Ed struggled with physical and mental limitations from his accident and subsequent traumatic brain injury for several years after his accident. But during this time he continued to pursue his dream of one day being the first in his family to earn his college degree.

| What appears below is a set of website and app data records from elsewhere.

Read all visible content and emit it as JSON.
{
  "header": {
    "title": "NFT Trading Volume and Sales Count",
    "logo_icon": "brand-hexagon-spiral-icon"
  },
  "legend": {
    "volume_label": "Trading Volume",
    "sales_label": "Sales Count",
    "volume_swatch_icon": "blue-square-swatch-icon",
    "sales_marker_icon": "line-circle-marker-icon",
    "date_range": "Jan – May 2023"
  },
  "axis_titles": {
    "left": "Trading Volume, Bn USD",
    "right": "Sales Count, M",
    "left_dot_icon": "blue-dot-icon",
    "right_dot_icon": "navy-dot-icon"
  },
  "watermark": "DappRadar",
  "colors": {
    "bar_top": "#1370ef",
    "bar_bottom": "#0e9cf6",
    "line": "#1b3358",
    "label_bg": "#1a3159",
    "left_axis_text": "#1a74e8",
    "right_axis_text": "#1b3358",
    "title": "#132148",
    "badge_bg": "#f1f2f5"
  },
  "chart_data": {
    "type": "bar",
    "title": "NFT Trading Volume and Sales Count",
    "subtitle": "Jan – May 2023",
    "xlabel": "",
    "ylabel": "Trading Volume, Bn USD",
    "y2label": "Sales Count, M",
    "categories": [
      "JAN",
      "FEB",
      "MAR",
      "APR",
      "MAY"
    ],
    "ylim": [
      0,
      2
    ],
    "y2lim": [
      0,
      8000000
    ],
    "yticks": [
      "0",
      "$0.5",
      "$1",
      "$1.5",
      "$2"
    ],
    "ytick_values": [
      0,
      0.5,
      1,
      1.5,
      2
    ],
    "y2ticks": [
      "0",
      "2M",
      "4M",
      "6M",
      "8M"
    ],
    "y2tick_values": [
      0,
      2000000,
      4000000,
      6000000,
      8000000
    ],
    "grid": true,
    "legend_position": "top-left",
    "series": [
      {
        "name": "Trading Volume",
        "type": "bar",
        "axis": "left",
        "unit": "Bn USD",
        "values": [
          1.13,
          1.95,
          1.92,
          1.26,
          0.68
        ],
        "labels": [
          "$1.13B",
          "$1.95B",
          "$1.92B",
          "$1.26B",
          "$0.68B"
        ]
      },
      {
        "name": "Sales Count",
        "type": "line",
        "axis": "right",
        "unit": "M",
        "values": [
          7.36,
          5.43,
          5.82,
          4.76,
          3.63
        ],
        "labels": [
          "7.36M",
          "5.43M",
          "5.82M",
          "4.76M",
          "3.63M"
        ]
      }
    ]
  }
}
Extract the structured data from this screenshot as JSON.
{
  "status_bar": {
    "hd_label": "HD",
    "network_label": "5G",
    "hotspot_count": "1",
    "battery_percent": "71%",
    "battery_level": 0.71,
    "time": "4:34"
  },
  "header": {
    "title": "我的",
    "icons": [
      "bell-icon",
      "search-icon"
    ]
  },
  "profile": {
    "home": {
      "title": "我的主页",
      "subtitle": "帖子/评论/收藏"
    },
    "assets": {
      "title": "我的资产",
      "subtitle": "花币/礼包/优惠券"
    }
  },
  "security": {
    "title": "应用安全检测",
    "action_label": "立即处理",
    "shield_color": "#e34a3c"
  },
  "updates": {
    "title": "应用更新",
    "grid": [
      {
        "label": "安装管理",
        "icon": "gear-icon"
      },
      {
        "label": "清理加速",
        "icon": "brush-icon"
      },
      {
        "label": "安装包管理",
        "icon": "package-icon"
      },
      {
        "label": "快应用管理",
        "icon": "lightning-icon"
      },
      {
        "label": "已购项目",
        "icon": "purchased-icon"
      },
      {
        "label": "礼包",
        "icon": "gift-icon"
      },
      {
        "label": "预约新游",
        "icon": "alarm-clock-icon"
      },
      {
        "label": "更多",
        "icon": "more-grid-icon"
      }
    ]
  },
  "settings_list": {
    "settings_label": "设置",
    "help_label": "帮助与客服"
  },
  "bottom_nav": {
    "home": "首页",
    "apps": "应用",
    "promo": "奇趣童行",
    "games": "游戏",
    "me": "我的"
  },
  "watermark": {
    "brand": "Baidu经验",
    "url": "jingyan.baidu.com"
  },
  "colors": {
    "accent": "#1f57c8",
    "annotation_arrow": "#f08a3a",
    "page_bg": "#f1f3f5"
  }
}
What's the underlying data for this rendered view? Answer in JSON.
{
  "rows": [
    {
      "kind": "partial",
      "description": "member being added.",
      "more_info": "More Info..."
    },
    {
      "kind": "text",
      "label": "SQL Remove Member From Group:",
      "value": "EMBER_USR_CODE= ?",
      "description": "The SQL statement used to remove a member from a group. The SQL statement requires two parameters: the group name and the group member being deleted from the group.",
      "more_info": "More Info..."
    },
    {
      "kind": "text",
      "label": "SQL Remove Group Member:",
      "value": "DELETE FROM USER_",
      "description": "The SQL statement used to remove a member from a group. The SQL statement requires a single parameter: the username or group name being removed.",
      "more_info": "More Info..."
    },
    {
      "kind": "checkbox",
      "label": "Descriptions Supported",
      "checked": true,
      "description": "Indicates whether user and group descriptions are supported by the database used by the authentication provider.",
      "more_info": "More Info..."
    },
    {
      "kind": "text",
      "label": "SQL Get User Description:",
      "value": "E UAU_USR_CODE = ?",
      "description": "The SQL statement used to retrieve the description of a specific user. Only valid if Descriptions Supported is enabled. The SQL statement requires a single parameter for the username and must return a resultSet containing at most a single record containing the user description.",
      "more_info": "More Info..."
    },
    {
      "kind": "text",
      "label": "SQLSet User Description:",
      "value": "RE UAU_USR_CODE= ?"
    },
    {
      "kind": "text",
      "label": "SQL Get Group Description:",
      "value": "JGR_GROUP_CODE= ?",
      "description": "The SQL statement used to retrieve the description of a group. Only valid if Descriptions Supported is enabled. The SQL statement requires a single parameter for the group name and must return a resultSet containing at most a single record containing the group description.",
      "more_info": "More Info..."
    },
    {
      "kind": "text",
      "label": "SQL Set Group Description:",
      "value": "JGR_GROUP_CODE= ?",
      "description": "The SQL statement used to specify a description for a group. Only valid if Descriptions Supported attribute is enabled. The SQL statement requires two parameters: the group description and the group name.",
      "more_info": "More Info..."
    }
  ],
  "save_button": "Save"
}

In August of 1998 Ed graduated from Embry-Riddle Aeronautical University in Prescott, Arizona with a Bachelor’s degree in Electrical Engineering with the minor topics of study of Computer Science and Mathematics. In 2007 Ed took his education a step further and graduated from Embry-Riddle Aeronautical University World Wide Campus with a Masters degree in Aeronautical Science with a Specialization in Space Studies. For his Masters degree Ed not only graduated Sumo Cum Laude (4.0 Grade Point Average), but he was also awarded a research grant from Embry-Riddle to assist with his Masters Thesis which was entitled “An Analysis and Comparison of Orbit Rendezvous Techniques for Spacecraft Flying in Low Earth Orbit”.
Today, Ed lives with his wife and two sons in Fairmont, West Virginia where he is employed by NASA (TASC contractor) working on Verification and Validation for Human Space Flight. Ed is a living testament that you can have triumphs after extreme tragedy.
In this thesis three methods for solving Lambert’s orbit rendezvous problem are compared. Methods that use the relative states between vehicles to calculate Lambert transfers are the easiest methods to use. But these methods are only applicable in certain scenarios.